As I’m sure you’ve already heard, we still need to have one more litter box than the number of cats we have! That means that if you have a cat, you must have two litters; two cats, three litters... That’s all well and good, but the big question to this rule that few of us actually follow is BUT WHY?
First of all, as in humans, some cats are simply disdainful and will refuse to use a litter box if a congener already uses it. So they need another one available to them. Other cats refuse to stool where they urinate and therefore they will need two litter boxes… yes! Cats can also be difficult!
Now, where do we put these litter boxes? Actually, the location is as important as the number. You must place your litters in different rooms! I know it can be boring and we don’t always have the space to do it, but it seems that your cat has a routine of resting and watching her territory from different places. By having litter boxes accessible in different places, he will be inclined to use them, because he will pass by when he does his daily rounds. This is especially for cats that are not castrated, because for them specifically, it’s as if the litter box turned out to be a sign saying, “This is my house!” Your cat will then mark it in the litter box instead of on your wall or carpet.
The biggest problem occurs mainly when you have more than one cat. Although they can get along wonderfully, this does not mean that they share the same territory, which changes according to the time of day. If only one litter box is available for two cats, or if it is located on the territory of a particular cat at the time when it holds that territory, it is possible that the other cat does not dare to venture there. So he’ll have to go somewhere else— By having a litter of more than the number of cats, since they are placed in different rooms, you will give your companions several options so that they avoid frequenting a claimed territory.

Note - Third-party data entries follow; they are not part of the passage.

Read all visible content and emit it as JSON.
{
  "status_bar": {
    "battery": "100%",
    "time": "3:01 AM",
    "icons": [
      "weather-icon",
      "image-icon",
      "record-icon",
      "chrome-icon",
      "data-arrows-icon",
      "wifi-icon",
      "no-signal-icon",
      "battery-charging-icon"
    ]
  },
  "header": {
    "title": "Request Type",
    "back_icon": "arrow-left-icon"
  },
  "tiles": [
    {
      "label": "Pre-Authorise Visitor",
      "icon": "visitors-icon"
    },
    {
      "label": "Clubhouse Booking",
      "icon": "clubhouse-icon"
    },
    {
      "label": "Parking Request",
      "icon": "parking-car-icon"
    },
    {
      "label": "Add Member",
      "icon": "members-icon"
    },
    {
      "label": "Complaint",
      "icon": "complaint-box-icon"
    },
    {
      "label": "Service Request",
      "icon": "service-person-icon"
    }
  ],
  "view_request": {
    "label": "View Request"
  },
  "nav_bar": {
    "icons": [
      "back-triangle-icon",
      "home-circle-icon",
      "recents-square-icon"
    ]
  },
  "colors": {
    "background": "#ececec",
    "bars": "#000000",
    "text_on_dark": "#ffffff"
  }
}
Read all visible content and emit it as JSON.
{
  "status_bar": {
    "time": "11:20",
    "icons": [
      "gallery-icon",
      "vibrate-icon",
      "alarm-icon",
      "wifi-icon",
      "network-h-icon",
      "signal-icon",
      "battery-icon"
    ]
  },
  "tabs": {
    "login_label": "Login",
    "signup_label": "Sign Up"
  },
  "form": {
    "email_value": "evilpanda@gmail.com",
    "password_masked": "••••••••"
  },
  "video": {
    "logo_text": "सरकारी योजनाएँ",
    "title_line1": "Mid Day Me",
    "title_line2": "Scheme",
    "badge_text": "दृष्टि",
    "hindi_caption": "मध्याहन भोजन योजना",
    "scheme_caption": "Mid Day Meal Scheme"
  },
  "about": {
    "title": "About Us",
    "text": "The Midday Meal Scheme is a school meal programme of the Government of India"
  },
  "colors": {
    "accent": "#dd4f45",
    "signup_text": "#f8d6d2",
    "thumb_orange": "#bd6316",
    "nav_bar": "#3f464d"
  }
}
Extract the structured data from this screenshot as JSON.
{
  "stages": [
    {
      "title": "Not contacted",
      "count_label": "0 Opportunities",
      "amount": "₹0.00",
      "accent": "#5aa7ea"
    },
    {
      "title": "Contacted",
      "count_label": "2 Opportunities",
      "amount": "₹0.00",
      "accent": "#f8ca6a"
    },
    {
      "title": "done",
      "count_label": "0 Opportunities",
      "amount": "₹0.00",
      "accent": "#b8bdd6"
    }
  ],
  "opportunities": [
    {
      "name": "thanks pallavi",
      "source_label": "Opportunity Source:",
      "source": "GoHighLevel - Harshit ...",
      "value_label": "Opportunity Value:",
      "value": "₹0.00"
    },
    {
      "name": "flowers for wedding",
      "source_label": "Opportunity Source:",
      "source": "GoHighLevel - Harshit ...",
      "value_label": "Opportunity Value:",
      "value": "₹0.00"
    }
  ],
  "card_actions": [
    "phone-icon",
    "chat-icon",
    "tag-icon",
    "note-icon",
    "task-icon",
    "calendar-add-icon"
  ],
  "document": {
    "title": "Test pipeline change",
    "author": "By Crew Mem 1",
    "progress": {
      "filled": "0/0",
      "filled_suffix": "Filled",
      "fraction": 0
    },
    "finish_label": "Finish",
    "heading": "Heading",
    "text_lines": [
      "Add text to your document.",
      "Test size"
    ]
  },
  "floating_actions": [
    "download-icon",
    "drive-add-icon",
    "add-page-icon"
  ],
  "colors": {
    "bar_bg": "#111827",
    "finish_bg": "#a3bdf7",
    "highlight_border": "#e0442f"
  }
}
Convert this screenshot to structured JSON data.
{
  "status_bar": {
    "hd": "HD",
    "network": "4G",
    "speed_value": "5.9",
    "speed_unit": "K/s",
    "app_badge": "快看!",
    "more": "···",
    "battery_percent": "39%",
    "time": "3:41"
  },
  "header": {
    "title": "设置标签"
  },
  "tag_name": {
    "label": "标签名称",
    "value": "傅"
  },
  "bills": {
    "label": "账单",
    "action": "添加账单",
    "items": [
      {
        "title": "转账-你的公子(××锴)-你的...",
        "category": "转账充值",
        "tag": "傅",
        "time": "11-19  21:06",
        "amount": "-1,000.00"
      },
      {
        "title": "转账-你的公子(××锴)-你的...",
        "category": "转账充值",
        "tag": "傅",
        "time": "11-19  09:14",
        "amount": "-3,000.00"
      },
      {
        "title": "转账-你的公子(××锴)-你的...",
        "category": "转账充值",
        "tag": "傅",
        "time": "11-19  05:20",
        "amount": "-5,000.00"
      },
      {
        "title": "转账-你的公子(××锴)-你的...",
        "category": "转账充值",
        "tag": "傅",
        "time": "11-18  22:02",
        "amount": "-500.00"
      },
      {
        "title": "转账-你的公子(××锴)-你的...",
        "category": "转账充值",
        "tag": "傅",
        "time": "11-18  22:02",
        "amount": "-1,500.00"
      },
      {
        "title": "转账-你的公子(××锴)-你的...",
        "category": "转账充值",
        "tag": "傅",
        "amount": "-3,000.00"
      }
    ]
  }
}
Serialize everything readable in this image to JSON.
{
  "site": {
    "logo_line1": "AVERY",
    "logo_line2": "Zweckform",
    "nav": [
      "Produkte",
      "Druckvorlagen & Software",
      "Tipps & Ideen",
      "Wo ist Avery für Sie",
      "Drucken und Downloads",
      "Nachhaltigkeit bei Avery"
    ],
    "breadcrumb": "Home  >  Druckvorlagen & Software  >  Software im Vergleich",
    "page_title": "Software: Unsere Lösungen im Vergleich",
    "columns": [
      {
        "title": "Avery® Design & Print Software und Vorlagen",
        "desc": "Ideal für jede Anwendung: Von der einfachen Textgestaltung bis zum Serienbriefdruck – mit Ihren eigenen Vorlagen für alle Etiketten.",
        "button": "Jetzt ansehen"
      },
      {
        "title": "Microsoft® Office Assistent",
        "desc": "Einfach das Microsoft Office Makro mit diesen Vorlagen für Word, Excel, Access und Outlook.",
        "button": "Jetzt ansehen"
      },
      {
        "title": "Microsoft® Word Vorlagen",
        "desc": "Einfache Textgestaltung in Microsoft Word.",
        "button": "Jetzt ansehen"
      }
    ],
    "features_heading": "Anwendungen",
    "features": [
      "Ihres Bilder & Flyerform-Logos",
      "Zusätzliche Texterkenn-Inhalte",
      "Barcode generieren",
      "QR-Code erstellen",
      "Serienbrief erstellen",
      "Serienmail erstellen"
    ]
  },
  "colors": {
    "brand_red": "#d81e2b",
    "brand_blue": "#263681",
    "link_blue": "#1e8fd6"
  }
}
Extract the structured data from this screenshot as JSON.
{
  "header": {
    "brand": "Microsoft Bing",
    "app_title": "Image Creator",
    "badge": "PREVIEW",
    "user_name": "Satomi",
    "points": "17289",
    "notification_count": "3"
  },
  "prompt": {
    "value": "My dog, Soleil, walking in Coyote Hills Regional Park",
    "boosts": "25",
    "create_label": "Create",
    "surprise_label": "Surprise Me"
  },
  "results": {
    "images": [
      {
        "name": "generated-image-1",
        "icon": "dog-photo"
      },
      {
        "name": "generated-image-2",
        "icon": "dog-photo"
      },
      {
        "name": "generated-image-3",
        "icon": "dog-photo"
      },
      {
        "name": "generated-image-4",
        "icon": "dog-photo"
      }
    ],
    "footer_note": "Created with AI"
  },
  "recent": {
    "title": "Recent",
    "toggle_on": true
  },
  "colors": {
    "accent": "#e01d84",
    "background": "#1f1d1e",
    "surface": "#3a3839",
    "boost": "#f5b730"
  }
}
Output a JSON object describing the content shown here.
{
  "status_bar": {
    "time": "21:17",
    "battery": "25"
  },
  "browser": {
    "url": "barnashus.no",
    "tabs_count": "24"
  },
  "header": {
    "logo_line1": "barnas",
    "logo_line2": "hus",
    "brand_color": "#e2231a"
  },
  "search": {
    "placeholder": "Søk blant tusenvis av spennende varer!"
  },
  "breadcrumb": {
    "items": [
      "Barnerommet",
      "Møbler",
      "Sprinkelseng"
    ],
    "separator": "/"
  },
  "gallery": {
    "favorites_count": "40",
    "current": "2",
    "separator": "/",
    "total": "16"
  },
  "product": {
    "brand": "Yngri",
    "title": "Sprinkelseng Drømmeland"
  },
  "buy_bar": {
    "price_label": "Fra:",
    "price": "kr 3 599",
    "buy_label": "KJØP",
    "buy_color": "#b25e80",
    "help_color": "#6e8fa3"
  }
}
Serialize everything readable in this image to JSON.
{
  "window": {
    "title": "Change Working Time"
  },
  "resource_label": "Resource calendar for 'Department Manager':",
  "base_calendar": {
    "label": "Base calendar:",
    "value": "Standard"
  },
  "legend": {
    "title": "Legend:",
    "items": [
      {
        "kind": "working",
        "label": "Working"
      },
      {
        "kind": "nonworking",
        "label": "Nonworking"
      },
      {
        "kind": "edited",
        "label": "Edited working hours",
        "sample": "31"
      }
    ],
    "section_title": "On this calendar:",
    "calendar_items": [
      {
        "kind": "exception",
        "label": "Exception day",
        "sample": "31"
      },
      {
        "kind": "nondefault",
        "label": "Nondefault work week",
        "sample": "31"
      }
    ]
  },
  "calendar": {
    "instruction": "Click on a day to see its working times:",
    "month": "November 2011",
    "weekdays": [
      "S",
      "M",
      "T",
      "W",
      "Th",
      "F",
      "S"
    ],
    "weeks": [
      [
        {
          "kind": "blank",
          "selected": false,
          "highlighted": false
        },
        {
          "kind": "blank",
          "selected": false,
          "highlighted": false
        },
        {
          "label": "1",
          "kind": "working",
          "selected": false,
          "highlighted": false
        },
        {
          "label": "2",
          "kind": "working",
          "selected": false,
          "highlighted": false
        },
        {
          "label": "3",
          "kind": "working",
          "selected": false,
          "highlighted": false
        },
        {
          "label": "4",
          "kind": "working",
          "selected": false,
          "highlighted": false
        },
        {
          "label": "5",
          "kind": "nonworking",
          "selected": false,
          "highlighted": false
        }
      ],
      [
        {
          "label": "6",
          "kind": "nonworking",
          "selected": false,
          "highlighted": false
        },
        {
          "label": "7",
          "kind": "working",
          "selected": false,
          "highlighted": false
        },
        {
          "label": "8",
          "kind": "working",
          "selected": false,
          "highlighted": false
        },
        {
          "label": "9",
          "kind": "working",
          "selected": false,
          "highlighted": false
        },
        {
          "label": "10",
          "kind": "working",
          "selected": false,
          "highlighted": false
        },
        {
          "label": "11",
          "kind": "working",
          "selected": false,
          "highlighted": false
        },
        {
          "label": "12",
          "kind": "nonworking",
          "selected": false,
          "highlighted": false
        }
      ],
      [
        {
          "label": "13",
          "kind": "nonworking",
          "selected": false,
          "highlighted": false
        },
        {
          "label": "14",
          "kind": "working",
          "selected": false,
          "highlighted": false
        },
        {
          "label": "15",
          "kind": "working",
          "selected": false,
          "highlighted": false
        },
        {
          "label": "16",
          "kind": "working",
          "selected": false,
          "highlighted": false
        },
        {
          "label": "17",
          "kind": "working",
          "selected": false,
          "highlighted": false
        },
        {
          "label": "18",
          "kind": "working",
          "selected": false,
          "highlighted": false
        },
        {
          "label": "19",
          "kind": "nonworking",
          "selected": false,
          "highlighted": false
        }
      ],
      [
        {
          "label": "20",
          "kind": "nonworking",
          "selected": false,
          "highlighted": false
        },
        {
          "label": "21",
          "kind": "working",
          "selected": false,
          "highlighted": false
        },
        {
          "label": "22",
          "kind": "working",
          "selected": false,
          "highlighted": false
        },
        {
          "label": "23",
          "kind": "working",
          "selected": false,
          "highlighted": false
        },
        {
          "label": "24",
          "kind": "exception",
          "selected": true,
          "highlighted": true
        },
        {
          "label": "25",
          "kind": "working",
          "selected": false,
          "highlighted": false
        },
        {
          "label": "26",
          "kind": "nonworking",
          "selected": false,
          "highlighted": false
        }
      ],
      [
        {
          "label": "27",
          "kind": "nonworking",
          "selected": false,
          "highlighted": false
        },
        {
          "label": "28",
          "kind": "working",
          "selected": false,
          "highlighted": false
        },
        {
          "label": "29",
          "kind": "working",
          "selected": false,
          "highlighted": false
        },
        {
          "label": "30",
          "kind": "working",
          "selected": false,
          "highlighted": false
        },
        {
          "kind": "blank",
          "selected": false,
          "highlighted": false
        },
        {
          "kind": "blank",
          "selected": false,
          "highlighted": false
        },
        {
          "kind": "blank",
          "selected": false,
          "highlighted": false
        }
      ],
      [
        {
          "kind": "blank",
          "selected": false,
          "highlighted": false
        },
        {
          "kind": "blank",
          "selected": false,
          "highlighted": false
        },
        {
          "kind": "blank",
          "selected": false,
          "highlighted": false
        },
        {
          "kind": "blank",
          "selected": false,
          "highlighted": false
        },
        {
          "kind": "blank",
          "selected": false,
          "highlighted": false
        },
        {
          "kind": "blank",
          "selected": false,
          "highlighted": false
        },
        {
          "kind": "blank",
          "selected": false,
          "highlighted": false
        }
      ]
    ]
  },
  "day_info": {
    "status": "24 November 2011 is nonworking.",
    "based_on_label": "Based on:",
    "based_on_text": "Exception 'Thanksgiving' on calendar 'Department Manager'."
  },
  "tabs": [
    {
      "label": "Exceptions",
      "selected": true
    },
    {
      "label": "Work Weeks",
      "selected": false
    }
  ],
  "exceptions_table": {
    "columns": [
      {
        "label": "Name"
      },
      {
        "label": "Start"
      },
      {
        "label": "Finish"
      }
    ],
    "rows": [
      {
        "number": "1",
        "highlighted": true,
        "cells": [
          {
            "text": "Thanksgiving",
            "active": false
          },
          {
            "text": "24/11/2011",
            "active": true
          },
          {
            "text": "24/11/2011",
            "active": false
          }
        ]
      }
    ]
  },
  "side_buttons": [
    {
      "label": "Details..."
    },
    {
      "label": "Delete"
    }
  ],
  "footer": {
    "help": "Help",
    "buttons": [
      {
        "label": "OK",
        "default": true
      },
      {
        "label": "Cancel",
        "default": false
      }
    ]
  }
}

As noted above, you may have a cat that does not want to do its needs in the same place where it urinates or pees in one corner and does its bowel movements in the other. This is why it is important that a large tray is available so that it can manage space well and always have the legs dry. Ideally, your cat needs a tray with litter well high (about 12 inches – which will allow him to drop half of the litter grains stuck to his legs thanks to the impulse he will have to give himself to get out), translucent and without a lid. On the other hand, if your cat is old, sick or suffering from a disability, think about making it easier to access it by cutting a door in the plastic or installing steps next to the bin.
That’s why it’s imperative that you have one more litter box than the total number of cats you own at home. It will cost a little more and will not necessarily always be easy to manage, but it will also prevent incidents of uncleanness that often lead people to euthanize their pets thinking that this is probably a health problem. Several other solutions can address the primary cause of the problem. However, consultation with a cat behaviour specialist may be helpful. Do not give up and, above all, do not have your cat euthanized automatically for a problem of stool or urine out of the litter. Make the suggested changes and inform yourself properly before making a decision. In the vast majority of cases, the problem of cleanliness is easily solved.